Fast and Free (or cheap) delivery is being positioned to retailers and restaurants by a growing group of companies as a key strategic asset that helps them compete with Amazon. Google has entered the marketplace with Google Express. It competes against such companies as Postmates, InstaCart, DoorDash, Deliv and Uber.
There are doubters out there – especially about same day/same hour delivery. Bonobos CEO Andy Dunn, for instance, estimates that just 5 percent of his men’s wear sales would be impacted by fast delivery. The economics and logistics of the business also put off observers like ShopRunner CEO Scott Thomson, who thinks that it will be impossible to compete against Amazon for same day delivery, much less one hour delivery. “Amazon is building warehouses in every city,” he emphasizes.

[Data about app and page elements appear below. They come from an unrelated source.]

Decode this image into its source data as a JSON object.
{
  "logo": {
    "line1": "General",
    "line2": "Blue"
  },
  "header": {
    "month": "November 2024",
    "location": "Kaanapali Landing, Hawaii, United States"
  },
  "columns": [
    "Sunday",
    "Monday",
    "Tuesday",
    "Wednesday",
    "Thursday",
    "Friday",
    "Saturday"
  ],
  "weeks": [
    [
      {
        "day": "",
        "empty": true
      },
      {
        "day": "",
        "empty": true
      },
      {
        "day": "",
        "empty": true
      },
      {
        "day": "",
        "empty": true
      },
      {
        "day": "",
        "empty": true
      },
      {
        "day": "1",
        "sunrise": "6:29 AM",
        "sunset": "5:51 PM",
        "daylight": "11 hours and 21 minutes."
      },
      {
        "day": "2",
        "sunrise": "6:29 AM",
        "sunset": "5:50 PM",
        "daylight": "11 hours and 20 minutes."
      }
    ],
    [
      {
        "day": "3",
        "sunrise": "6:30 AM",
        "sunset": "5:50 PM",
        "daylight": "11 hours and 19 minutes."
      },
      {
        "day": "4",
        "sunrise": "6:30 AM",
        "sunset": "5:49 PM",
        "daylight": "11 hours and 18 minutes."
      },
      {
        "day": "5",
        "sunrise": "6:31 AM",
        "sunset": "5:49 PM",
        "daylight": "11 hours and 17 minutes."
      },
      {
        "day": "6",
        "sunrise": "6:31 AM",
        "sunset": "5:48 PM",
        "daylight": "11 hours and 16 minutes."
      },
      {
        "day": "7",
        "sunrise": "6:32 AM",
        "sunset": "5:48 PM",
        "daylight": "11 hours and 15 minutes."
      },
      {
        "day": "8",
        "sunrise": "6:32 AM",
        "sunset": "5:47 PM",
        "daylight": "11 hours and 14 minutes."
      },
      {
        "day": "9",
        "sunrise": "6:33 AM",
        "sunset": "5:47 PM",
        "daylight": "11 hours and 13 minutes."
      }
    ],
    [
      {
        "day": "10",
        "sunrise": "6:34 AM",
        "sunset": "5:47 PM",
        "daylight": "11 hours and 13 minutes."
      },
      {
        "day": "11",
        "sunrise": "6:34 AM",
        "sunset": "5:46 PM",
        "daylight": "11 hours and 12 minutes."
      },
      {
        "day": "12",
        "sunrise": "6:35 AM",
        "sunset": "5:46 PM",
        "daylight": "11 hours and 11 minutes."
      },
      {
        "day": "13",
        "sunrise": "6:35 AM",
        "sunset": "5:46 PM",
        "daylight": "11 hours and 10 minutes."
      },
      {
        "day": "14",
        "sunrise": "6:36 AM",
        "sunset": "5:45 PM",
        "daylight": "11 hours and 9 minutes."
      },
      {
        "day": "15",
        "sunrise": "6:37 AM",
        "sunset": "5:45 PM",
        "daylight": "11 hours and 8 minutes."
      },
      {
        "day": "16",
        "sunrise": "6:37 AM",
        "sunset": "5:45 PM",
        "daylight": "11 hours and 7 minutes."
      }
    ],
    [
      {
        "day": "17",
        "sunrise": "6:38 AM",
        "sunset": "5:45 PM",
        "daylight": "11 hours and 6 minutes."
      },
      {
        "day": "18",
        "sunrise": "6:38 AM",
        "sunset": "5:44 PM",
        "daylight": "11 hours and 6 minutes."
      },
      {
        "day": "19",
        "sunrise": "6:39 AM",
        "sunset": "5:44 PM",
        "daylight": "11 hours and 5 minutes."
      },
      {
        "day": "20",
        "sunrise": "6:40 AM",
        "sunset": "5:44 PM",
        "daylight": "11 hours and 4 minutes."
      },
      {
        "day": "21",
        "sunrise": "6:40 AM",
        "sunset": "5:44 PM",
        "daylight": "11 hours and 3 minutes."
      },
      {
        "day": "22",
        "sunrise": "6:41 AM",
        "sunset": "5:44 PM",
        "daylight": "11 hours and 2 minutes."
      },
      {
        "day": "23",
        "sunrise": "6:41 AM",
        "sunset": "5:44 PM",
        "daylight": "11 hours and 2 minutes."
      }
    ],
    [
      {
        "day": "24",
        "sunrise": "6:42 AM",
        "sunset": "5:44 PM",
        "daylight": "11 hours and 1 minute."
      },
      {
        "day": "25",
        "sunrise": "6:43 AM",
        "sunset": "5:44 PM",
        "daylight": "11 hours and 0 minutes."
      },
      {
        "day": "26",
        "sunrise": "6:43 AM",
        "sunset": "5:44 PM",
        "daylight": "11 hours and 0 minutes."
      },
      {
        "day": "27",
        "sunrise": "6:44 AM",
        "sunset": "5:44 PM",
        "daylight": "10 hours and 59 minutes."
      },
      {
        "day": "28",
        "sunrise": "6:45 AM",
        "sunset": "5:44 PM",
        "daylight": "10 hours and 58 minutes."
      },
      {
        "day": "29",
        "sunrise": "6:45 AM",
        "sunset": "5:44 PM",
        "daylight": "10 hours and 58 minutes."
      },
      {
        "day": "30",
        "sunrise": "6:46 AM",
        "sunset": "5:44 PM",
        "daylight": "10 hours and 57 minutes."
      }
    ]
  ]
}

But others are taking a more strategic outlook, emphasizing how delivery will aid store loyalty, and can ultimately be supported via multiple revenue models, including annual membership programs paid by consumers, akin to Amazon Prime/Amazon Now.
At the ShopTalk show in Las Vegas May 16-18, Google Express GM Brian Elliot said it’s all about sharing delivery resources across lots of local merchants. “We can build an app that lets you shop across multiple retailers and connect locally,” he said, suggesting it is like being an anchor tenant at a mall. “We can build an awesome network infrastructure of stores,” added Elliot. “We are delivering loyalty.” He also suggested that it “removes friction” from merchants since payments are processed by Google.
Elliot is also bullish on the impact of deliveries on merchants. “Studies are showing they’ve seen more volume coming through. Consumers are shopping more often,” he said. Merchants that add their inventory into the system are also more likely to be shopped by consumers searching for products. “It’s not just about delivery. The more we can leverage inventory, the more we can drive foot traffic,” he said.
The economics of a delivery network, however, depend on shared resources and working with a relatively low volume. “Staging (delivery) of 200,000 units from the back of a store….Uber is not prepared to do that,” says Elliot.
PostMates CEO Bastian Lehmann, also at ShopTalk, said that delivery is a retailer’s best friend. “It gives you something that larger companies can’t compete with” and “new customers,” he said. Since deliveries are made for one price and aren’t distance sensitive, many stores are seeing new customers coming from locations more than two miles away.
Postmates actually delivers for a combination of SMBs and multi-location stores, including Apple Store, Starbucks, Chipotle, 7-11, McDonalds and WalGreens. A consumer can search among 1.5 Million SKUs, and 50,000 stores. It also touches 50,000 merchants a month.
Lehmann notes that the company’s business model relies on a combination of merchant fees, consumer fees and/or unlimited delivery club fees. Its ability to deliver goods from any merchant drives a local “long tail.” says Lehmann. The economics, however, vary based on whether the store is in or out of network. Forty percent of its delivered orders come from out of network.